Synopsis via Goodreads: Khai Diep has no feelings. Well, he feels irritation when people move his things or contentment when ledgers balance down to the penny, but not big, important emotions—like grief. And love. He thinks he’s defective. His family knows better—that his autism means he just processes emotions differently. When he steadfastly avoids relationships, his mother takes matters into her own hands and returns to Vietnam to find him the perfect bride.
As a mixed-race girl living in the slums of Ho Chi Minh City, Esme Tran has always felt out of place. When the opportunity arises to come to America and meet a potential husband, she can’t turn it down, thinking this could be the break her family needs. Seducing Khai, however, doesn’t go as planned. Esme’s lessons in love seem to be working…but only on herself. She’s hopelessly smitten with a man who’s convinced he can never return her affection.
With Esme’s time in the United States dwindling, Khai is forced to understand he’s been wrong all along.
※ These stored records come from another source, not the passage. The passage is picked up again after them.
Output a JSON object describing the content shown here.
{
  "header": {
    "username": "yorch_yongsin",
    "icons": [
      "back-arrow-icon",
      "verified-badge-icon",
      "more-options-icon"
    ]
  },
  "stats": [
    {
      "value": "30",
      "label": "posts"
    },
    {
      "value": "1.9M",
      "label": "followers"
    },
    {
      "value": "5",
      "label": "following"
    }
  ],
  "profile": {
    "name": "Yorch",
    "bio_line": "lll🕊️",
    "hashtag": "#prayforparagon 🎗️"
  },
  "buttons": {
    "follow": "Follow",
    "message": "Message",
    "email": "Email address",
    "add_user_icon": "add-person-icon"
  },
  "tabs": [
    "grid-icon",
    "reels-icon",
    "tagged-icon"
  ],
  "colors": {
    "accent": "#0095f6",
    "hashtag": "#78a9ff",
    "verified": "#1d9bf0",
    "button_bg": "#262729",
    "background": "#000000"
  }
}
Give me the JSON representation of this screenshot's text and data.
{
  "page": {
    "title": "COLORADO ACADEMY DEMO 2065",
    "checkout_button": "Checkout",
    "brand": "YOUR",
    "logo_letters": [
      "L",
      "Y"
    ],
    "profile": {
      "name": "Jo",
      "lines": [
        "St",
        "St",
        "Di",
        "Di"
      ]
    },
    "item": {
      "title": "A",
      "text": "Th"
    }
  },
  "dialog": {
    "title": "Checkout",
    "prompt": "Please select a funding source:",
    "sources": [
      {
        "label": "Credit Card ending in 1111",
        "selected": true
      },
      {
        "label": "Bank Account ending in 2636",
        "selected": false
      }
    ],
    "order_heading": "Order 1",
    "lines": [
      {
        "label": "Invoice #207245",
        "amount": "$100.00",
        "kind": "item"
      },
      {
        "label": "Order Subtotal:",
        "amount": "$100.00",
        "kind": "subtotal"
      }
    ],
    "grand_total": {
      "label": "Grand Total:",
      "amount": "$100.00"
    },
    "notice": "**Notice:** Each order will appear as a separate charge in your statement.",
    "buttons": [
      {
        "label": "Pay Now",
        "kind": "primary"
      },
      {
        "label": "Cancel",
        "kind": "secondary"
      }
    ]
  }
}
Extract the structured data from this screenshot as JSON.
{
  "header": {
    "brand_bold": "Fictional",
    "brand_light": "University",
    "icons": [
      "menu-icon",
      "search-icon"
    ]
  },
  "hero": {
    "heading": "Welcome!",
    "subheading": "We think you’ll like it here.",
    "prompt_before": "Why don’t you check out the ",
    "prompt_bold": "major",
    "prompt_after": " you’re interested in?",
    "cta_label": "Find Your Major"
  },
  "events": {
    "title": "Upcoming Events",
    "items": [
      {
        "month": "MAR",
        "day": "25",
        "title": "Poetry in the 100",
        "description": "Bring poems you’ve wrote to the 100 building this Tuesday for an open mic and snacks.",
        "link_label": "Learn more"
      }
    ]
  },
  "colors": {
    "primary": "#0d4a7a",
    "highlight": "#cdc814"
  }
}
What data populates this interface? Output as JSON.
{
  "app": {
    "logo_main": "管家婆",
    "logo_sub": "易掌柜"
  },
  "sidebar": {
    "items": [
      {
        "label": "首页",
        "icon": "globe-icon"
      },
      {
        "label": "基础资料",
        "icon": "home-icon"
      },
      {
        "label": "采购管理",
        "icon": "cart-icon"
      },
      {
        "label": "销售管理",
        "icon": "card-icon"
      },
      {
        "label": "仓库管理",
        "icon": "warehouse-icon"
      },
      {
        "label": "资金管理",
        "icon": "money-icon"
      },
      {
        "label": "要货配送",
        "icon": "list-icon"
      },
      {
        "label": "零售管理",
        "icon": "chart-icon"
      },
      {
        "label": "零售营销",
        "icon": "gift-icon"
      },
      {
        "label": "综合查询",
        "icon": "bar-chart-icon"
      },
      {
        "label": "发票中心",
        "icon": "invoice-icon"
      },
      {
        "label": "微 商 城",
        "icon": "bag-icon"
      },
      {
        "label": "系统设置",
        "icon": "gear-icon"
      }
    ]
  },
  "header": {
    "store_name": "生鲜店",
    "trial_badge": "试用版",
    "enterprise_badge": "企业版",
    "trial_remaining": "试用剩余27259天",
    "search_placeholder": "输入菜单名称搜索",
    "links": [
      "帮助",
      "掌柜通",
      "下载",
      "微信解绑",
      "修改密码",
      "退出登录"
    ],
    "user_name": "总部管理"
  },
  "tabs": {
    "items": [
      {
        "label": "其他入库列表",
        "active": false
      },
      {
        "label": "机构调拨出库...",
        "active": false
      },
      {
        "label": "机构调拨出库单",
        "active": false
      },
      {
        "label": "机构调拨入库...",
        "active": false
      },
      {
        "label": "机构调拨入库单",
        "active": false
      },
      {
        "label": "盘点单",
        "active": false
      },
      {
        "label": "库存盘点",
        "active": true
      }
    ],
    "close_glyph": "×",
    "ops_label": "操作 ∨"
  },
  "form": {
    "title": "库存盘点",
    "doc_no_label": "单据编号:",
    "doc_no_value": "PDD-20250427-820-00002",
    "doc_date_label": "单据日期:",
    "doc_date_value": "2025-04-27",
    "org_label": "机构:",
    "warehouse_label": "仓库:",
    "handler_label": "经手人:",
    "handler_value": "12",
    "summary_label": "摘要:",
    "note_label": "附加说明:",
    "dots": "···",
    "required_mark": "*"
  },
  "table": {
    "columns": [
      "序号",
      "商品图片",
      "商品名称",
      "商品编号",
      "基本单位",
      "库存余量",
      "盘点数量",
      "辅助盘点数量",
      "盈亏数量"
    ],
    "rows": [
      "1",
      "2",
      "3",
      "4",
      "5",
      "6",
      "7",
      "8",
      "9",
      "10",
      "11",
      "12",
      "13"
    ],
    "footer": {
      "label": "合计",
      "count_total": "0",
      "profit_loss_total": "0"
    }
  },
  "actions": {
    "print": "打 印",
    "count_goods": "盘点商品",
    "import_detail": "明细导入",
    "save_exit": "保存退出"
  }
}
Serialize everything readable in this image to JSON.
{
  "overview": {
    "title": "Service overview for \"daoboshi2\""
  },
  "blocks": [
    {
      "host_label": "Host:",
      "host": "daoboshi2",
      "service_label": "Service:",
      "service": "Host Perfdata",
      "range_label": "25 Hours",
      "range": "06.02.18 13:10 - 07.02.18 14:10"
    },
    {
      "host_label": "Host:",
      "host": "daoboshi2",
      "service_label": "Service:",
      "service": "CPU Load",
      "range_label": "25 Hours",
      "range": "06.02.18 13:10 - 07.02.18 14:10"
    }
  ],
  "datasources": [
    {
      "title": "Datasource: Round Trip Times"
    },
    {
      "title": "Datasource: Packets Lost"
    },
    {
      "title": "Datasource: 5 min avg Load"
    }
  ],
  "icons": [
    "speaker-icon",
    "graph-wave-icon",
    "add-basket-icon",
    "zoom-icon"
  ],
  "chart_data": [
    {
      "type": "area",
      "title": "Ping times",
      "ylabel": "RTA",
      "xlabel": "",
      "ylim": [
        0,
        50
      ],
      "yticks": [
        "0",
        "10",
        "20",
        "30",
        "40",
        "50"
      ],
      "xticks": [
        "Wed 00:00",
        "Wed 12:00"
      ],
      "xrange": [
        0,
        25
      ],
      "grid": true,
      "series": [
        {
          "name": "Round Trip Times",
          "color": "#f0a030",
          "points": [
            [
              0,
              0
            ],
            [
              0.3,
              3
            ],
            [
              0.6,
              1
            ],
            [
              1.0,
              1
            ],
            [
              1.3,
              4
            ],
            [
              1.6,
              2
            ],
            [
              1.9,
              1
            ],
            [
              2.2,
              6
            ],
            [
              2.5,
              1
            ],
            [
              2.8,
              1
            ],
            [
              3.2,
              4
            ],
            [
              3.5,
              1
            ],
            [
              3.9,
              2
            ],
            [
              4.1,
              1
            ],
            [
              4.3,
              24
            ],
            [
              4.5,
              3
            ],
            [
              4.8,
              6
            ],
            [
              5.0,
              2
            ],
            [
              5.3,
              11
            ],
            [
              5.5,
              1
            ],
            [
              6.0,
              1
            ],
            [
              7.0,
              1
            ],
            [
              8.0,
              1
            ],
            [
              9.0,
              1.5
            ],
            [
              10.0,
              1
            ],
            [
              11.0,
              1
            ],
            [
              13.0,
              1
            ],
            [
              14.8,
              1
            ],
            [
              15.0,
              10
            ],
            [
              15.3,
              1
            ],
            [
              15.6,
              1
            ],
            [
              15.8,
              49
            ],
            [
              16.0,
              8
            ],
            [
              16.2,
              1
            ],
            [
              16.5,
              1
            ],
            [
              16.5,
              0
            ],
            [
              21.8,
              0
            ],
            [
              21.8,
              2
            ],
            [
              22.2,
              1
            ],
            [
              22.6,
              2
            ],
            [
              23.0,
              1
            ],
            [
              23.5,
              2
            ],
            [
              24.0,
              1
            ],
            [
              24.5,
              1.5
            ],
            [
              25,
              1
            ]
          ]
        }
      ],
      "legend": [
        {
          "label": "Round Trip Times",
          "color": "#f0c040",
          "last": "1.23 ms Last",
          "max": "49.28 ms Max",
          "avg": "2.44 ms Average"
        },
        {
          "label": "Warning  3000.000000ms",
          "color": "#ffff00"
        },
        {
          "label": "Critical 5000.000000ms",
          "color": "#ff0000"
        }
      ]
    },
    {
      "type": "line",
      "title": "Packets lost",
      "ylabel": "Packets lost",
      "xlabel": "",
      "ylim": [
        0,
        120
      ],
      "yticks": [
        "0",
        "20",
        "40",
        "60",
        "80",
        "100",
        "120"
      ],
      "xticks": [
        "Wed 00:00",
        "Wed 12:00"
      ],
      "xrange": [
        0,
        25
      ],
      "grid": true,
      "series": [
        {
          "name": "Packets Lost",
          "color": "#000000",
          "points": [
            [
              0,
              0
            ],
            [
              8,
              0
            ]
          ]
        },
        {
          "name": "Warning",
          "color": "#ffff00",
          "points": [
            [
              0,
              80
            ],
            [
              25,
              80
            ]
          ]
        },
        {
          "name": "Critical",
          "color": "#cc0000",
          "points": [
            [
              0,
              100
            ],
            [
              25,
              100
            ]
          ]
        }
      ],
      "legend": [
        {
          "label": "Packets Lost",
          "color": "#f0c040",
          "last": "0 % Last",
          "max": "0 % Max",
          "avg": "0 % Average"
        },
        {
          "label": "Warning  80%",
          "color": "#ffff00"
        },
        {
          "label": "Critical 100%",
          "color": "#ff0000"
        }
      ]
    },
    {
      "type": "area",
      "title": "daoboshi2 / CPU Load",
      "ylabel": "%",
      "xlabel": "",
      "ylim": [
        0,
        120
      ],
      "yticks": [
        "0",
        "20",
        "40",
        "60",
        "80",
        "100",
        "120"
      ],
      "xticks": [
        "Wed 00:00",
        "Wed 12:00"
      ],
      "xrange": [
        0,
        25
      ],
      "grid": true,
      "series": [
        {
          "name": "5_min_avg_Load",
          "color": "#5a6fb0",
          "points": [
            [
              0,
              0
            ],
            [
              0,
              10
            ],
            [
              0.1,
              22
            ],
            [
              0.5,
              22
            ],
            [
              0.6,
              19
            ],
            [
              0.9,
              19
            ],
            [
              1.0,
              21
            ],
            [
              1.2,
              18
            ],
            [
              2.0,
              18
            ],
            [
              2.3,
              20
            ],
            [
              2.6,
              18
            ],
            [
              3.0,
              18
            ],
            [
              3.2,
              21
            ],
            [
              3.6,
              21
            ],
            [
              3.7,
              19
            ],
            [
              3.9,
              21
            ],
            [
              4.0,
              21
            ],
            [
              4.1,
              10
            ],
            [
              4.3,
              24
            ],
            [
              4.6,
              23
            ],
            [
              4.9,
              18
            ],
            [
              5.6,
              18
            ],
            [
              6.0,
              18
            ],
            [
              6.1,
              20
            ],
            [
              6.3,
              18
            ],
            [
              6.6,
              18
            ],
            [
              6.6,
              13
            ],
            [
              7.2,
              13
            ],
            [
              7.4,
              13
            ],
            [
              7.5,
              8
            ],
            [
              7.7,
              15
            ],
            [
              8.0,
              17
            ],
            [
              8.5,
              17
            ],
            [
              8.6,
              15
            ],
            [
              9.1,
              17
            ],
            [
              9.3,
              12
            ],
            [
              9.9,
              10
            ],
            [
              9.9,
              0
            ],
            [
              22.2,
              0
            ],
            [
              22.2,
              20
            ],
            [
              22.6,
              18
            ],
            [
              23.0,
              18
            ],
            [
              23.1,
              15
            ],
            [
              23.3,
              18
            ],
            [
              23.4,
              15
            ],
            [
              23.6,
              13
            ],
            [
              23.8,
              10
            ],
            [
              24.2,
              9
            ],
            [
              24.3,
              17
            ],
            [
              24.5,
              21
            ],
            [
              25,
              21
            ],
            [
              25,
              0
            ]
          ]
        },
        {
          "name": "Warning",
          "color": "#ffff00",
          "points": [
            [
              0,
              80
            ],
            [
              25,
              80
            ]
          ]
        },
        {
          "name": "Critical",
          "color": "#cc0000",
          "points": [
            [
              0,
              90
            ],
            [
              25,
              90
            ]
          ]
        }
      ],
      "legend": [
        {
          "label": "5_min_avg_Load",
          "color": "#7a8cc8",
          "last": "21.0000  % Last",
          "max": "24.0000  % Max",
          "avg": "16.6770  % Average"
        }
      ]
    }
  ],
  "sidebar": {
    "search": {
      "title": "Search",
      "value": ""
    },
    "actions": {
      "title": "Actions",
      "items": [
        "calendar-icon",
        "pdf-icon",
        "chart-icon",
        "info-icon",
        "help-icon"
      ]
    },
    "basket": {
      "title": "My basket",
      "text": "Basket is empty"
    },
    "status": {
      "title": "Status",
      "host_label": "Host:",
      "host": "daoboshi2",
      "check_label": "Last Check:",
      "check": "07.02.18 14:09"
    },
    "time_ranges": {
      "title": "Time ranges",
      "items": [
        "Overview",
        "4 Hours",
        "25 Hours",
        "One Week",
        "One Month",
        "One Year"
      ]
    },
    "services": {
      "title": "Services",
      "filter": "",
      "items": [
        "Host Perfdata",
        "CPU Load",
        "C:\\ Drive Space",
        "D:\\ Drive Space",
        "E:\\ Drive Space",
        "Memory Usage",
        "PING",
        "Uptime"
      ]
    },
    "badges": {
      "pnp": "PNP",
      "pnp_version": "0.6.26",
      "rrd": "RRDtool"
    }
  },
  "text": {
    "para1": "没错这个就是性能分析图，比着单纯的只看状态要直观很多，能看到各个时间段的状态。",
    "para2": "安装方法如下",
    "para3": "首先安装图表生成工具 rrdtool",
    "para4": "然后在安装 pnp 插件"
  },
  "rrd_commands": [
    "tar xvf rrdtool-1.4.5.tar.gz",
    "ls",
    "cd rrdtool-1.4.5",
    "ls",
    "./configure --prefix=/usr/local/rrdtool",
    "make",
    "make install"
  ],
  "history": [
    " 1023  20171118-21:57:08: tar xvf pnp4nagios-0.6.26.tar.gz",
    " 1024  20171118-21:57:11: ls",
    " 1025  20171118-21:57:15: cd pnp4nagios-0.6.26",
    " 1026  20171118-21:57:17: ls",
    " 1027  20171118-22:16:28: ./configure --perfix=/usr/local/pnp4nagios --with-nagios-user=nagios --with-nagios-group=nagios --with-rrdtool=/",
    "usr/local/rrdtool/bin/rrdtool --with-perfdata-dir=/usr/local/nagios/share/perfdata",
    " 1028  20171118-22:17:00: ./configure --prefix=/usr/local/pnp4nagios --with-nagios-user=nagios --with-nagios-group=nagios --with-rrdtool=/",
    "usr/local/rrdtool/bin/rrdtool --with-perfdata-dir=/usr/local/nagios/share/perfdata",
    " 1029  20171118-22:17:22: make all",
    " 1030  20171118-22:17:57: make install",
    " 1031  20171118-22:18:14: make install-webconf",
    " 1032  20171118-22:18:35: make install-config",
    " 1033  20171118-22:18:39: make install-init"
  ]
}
And there’s more than one way to love.
*I received a copy of this book from the author/publisher in exchange for an honest review.*
HELEN HOANG HAS DONE IT AGAIN!
The Kiss Quotient was my favorite read of 2018 so to say that I was hyped as fuck to start The Bride Test would be an understatement. I went into this sequel with very high expectations and I was not willing to settle if it didn’t deliver (just kidding y’all)! Dramatics aside, I couldn’t wait to dive into this story to see what Hoang had in store for us next and sure enough, once I started reading, I couldn’t stop.
Khai Diep is all work and no play and his Vietnamese mother is not having it. Taking matters into her own hands, she goes to Vietnam to find him a potential bride and meets Esme Tran. Esme didn’t know what to make of it when she was approached by the strange woman, but she decides to take a chance and agrees to the arrangement. Can Esme fly across the world and win Khai’s heart or will she be the one to leave heartbroken instead?
I went into this book knowing that I was gonna enjoy it but I didn’t expect to completely fall head over heels in love with it like I did. I also did not expect to love it more than The Kiss Quotient. Yes, y’all read that right, I loved The Bride Test more than The Kiss Quotient! I didn’t even think this would be possible, but Hoang snatched my whole being with this sequel!
There’s just so much that I loved about this book, the first being the importance of family and culture. First off, the amount of food mentioned in this book had me hungry. It all sounded so yummy! I also enjoyed seeing Khai’s relationship with his brother Quan. These two had the most funniest conversations about love and women and they have a closer relationship than I expected. Quan really stepped up at times during this book which I totally wasn’t expecting and now I just want his story because I need more of this sweet man in my life. My next favorite thing was the romance. Y’all, this romance left me for the dead. The angst nearly sent me to the emergency room. I was yelling at my eReader for Esme and Khai to kiss already because these two were taking forever to make a move. But despite my lack of patience, I loved the build up of the romance and how these two took their time to work through obstacles that would eventually bring them closer. Hoang totally had me swooning and tearing over these two and while the wait seemed forever, seeing Esme and Khai together at the end just made all that waiting worth it. Seriously, have tissues for the last two chapters because you will be bawling your eyes out!
Esme Tran made this book for me! I freakin’ love this girl to bits and everything she stood for. Being an immigrant, I related to a lot of the struggles and obstacles that Esme faced when she came to America. Having to adapt to a whole new culture while somehow still maintaining your own isn’t always easy and we see Esme struggle with that. Besides the culture shock, we see Esme just come into her own and find her voice and the courage to just take this opportunity to make something more even if it was a risk. Hoang wrote in her author’s note that Esme shared so many things in common with her own mom and I related to that because Esme’s journey reminded me of my own mother’s in terms of coming to a new country and taking odd jobs and getting a GED and I’m sure many others will be able to relate to Esme’s story too. Then we have our hero Khai who I was curious to get to know better. From the previous book, we already know that Khai is on the autism spectrum and he struggles with expressing emotions and letting people in. Relationships are not something that come easy to Khai and after having lost someone close to him, he doesn’t really see the point in putting the effort to get to know Esme because he believes he can’t ever give her what she wants. Throughout this book, we get to see Khai work through his grief and come to the realization that he is enough and he does have the capability to love. Seeing Khai come to this realization was another one of my favorite moments in this story and I think Hoang did a great job at handling this aspect of ASD and love and self-love.
The Bride Test was an amazing follow up to The Kiss Quotient and I eagerly await the next book in series. 2020 needs to hurry its ass up and get here already!